Massachusetts colleges have seen a rapid increase in public health programs in response to the COVID-19 pandemic. The number of applications to the Tufts University School of Medicine’s Master of Public Health program increased threefold.
Aviva Must, dean of public health and professional degree programs, said the pandemic likely contributed to an increased interest in public health fields.
“There is no question the pandemic has increased interest in public health, generally, and in infectious disease epidemiology, in particular,” Must said. “We believe that the pandemic led many to reflect upon their current careers. Many decided to make a change — graduate education often figures into career transitions.”
However, Must believes that this increase in applications can also be attributed to steps TUSM took in order to adapt to the pandemic.
“We launched our new online MPH program in fall 2020, so our reach increased dramatically, as students did not need to relocate to get their MPH with us,” Must said.
Must continued by discussing how the university — as a result of increased applications and enrollment — has provided accommodations to faculty and students, as well as pandemic-related events.
“We have definitely expanded our faculty and student support, for both our residential and online public health program,” Must said. “We’ve held many extracurricular events related to the pandemic: symposia, seminars, panels, etc.”
Must clarified that the curriculum has not been specifically modified to adapt to the pandemic.
“With specific courses, readings and examples certainly draw heavily on current public health news, but we’ve not specifically modified our public health curriculum as a result of the pandemic,” Must said.
At the University of Massachusetts Amherst, however, new courses related to the pandemic have been integrated into the curriculum. Course discussions include the development of vaccines and how human behavior has impacted the overall outcome of this pandemic.
Boston University also restructured its public health program to give students a look back at the history of public health, incorporating the COVID-19 pandemic into its curriculum.
This trend of increasing applicants in public health programs can be seen throughout the state of Massachusetts and the United States.
Enrollment in the UMass Amherst public health program grew 20% among doctoral students, 10% for those in master’s programs and 5% in undergraduate programs.
In an interview with the Boston Business Journal, Anna Maria Siega-Riz, dean of the School of Public Health and Health Sciences at UMass Amherst, said that even though the data from fall 2021 isn’t complete, enrollment is up another 30% among graduate students.
In the United States as a whole, public health schools saw a 23% jump in applicants for master’s and doctoral programs from fall 2019 to fall 2020, and are reporting an even bigger increase so far in this application cycle, according to the Association of Schools and Programs of Public Health.
Another reason public health programs are drawing more people, officials say, is because young people committed to social justice now view the field as an avenue for addressing racial inequities, given the disparate toll of the pandemic on people of color in the United States.

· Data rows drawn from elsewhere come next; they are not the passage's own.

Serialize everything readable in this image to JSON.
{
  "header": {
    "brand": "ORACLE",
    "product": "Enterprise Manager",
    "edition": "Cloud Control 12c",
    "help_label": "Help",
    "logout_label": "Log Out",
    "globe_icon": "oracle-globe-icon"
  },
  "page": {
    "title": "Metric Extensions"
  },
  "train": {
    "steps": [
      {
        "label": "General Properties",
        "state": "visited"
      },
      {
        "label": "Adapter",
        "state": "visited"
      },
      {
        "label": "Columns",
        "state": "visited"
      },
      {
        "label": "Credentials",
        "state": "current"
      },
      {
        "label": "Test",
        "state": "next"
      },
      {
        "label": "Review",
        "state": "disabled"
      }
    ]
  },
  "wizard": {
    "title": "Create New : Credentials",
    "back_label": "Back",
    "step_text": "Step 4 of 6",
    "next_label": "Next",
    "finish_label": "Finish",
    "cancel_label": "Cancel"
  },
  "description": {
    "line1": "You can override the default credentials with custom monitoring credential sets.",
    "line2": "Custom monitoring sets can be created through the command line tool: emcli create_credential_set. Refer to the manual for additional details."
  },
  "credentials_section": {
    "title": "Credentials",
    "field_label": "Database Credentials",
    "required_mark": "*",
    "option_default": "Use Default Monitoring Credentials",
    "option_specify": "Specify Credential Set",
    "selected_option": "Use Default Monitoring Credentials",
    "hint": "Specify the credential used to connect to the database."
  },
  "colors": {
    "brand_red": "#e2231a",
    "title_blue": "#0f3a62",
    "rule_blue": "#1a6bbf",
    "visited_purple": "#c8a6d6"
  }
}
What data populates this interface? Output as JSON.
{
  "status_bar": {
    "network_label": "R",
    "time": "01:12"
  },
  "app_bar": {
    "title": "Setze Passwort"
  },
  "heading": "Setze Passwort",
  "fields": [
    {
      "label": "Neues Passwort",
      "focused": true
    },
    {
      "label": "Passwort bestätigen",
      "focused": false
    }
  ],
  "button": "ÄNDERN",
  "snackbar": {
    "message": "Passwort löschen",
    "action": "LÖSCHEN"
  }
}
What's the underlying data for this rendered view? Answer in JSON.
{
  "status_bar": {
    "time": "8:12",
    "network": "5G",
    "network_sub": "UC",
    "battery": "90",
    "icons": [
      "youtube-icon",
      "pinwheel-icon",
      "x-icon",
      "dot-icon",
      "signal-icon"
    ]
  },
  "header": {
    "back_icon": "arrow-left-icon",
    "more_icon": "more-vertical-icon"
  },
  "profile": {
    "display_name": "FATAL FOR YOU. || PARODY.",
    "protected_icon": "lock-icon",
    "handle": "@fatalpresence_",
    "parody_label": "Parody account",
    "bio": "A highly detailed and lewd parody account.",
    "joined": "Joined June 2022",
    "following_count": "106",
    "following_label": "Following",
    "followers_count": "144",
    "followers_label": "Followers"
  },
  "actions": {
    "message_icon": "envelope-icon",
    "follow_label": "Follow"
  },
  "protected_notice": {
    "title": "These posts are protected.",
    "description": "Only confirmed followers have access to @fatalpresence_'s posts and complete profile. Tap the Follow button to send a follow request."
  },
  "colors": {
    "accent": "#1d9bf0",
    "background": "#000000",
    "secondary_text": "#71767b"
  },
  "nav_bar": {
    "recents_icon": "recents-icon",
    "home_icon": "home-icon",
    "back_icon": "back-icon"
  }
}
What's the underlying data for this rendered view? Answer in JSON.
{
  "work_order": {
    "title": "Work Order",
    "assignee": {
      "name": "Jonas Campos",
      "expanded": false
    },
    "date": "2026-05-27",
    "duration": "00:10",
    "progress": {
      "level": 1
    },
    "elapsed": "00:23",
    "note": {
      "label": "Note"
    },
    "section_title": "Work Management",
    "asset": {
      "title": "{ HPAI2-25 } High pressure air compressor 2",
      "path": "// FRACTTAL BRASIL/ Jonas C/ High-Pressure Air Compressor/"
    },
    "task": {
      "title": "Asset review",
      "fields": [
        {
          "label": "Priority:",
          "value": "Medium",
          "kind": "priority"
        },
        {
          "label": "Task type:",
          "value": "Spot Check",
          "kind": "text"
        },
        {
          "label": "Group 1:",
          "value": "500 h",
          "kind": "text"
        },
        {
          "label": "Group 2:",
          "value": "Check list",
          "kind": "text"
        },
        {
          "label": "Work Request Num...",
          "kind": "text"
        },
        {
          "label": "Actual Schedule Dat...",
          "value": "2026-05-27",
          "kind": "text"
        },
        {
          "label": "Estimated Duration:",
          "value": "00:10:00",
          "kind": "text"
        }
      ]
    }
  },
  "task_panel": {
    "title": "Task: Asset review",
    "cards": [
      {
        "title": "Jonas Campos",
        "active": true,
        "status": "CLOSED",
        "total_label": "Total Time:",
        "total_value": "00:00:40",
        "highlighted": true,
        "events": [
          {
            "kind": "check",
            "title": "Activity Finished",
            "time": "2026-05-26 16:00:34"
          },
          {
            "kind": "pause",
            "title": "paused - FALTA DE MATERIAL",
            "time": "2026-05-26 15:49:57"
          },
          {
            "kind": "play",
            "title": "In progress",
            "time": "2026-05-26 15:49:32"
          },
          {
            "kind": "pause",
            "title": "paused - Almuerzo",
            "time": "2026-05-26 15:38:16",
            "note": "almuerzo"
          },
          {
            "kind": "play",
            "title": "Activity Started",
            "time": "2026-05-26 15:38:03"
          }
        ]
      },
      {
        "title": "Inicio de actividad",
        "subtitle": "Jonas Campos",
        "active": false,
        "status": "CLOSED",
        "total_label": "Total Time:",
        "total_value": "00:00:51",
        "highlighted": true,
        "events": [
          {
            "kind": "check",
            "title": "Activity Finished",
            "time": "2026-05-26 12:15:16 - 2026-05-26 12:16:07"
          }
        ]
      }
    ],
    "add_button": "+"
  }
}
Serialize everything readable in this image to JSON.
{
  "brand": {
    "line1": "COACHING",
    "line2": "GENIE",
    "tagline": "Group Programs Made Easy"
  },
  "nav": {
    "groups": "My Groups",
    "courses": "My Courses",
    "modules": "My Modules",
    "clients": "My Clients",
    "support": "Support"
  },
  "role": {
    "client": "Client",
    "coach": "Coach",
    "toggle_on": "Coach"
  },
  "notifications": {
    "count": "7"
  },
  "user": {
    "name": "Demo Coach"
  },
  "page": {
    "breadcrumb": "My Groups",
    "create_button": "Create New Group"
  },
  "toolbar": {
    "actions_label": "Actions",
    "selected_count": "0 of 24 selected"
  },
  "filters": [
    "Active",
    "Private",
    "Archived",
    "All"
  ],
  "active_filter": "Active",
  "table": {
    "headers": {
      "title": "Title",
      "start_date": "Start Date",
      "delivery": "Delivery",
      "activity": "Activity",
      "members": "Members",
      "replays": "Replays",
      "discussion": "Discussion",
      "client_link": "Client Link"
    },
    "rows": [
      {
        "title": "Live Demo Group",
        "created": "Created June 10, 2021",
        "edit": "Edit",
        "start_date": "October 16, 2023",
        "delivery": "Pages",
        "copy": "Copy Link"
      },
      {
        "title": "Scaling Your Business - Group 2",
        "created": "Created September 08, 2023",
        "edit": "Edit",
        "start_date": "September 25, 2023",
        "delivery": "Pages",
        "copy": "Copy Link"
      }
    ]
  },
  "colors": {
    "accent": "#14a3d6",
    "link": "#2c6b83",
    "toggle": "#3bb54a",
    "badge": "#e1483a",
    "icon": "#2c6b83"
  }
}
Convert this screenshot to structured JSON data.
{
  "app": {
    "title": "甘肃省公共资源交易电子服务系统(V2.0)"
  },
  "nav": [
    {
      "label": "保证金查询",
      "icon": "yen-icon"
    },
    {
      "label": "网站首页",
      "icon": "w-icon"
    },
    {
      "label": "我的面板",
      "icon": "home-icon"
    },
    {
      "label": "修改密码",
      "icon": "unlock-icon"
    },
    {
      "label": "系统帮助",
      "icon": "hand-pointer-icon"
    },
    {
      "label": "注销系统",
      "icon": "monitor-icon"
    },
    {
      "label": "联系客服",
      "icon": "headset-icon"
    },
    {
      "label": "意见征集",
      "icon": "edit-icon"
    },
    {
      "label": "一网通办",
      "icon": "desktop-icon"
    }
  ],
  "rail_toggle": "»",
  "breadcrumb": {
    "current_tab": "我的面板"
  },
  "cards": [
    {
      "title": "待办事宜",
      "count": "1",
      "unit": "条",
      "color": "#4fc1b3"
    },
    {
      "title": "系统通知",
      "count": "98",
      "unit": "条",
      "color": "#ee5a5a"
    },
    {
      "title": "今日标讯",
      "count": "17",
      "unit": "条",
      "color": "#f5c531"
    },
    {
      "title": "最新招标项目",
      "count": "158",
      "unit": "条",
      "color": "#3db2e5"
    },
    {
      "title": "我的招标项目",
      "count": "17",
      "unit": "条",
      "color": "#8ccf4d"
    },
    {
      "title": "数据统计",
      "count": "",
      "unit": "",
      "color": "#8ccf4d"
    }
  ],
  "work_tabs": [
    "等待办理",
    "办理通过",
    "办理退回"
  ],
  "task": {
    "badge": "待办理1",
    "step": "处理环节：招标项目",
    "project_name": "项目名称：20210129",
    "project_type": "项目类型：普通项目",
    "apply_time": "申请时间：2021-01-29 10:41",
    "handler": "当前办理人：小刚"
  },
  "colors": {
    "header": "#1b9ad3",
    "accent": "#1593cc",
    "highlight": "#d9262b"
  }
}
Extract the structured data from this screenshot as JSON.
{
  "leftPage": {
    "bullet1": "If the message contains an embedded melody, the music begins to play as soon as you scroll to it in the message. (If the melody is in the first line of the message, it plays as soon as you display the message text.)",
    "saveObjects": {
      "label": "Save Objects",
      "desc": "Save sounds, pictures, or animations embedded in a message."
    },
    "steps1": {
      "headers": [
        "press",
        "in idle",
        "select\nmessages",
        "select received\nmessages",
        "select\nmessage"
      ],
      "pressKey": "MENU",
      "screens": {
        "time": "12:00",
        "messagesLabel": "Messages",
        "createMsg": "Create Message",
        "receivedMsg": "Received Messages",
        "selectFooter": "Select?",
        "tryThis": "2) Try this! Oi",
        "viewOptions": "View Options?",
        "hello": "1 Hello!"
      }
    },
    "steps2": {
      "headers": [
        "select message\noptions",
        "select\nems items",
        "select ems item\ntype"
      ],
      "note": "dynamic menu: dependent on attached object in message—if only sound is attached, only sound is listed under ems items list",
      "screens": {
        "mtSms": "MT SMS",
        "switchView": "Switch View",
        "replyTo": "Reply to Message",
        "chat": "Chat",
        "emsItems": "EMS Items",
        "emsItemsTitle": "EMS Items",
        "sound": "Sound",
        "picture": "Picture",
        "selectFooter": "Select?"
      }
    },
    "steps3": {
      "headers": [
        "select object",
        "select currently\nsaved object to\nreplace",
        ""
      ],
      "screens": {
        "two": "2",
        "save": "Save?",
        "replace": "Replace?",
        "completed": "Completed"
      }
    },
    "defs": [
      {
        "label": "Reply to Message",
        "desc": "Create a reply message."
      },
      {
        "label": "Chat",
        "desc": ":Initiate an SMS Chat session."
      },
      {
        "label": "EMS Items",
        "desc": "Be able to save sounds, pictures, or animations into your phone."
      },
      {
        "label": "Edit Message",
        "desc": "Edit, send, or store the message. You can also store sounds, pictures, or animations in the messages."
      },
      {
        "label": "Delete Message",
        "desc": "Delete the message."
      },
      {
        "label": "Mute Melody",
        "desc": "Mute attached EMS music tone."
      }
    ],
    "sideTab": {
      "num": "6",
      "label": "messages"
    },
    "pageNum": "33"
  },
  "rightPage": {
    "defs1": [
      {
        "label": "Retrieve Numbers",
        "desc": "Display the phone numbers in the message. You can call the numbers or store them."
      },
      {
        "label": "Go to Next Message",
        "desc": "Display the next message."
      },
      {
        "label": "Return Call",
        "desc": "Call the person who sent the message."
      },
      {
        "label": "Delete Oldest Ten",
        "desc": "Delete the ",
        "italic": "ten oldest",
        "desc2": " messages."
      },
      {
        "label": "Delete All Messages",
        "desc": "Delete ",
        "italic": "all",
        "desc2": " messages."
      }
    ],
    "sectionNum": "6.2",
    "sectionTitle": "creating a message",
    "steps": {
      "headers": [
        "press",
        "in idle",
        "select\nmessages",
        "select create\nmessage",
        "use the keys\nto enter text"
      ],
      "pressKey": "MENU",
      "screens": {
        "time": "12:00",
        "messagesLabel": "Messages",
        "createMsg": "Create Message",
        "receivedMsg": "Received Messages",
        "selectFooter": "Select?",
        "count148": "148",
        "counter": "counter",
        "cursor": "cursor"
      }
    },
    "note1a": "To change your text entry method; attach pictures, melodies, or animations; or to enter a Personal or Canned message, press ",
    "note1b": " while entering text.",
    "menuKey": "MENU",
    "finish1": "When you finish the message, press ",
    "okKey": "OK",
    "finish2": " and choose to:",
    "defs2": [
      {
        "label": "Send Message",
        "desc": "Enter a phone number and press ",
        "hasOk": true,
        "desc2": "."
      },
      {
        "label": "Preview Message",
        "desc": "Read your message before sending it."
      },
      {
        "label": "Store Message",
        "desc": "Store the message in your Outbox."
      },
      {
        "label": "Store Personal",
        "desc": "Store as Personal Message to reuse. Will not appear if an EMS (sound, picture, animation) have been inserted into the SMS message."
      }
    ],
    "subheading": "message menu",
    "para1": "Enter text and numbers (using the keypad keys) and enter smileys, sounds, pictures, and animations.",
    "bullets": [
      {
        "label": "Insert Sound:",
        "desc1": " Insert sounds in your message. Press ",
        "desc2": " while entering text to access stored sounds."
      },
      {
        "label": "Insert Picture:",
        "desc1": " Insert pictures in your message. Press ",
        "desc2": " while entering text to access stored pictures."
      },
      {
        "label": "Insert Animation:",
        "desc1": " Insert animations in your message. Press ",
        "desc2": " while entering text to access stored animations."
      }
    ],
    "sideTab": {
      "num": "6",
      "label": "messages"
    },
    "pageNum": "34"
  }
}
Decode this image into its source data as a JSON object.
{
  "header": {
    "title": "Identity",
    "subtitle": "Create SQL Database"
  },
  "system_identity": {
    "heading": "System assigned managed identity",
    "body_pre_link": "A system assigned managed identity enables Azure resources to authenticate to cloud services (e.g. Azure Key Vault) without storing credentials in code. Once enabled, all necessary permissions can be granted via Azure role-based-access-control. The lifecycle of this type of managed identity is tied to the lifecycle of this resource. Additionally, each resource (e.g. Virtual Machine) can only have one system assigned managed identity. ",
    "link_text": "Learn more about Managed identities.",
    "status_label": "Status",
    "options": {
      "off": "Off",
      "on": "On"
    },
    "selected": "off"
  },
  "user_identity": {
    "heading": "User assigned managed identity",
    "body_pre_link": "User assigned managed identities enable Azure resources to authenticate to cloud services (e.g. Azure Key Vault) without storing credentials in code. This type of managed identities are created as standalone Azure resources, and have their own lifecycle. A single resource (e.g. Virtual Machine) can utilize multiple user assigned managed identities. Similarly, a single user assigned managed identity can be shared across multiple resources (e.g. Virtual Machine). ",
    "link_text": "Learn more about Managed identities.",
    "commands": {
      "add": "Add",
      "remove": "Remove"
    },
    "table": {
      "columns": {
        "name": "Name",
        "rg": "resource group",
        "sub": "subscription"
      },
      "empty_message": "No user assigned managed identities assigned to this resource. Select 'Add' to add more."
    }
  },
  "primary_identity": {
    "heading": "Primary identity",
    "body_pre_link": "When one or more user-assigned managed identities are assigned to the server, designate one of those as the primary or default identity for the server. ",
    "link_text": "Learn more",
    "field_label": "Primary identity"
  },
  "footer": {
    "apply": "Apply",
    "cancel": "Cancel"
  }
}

Brown University’s public health school said in a statement that applications for its MPH program had jumped 116% from this point last year. Among Black and African American candidates, applicants increased by 187%; among Latinx candidates, the increase was 137%.
While demand for public health education increases, so too do job opportunities in public health. The Bureau of Labor Statistics predicted that the number of health education specialists and community health workers will increase by 16% from 2020 to 2030. In this time frame, a 30% increase in epidemiologists, a 32% increase in medical and health services managers and a 9% increase in nurses is also expected.
Professor Jennifer Allen of the Department of Community Health did not respond to a request for comment by press time. Janice Gilkes, assistant dean for Student Services, who oversees the public health and professional degree programs at TUSM, declined a request for comment.
Looking forward, Must is confident that interest in public health will remain high, given that the COVID-19 pandemic will not have an abrupt end date.
“[The university anticipates] there will be new novel coronaviruses, so future pandemics are likely,” Must said. “Overall, I imagine that there will be some sustained increase [in interest in public health], but not likely to the same extent as we saw during the height of the pandemic.”
However, Must said there is a bright side.
“These unfortunate events stand to increase awareness of the role of public health in keeping the population healthy, during public health emergencies and during times of calm,” Must said. “My hope would be that the light that has been shown on the value of public health preparedness, health literacy and global health inequality remains bright.”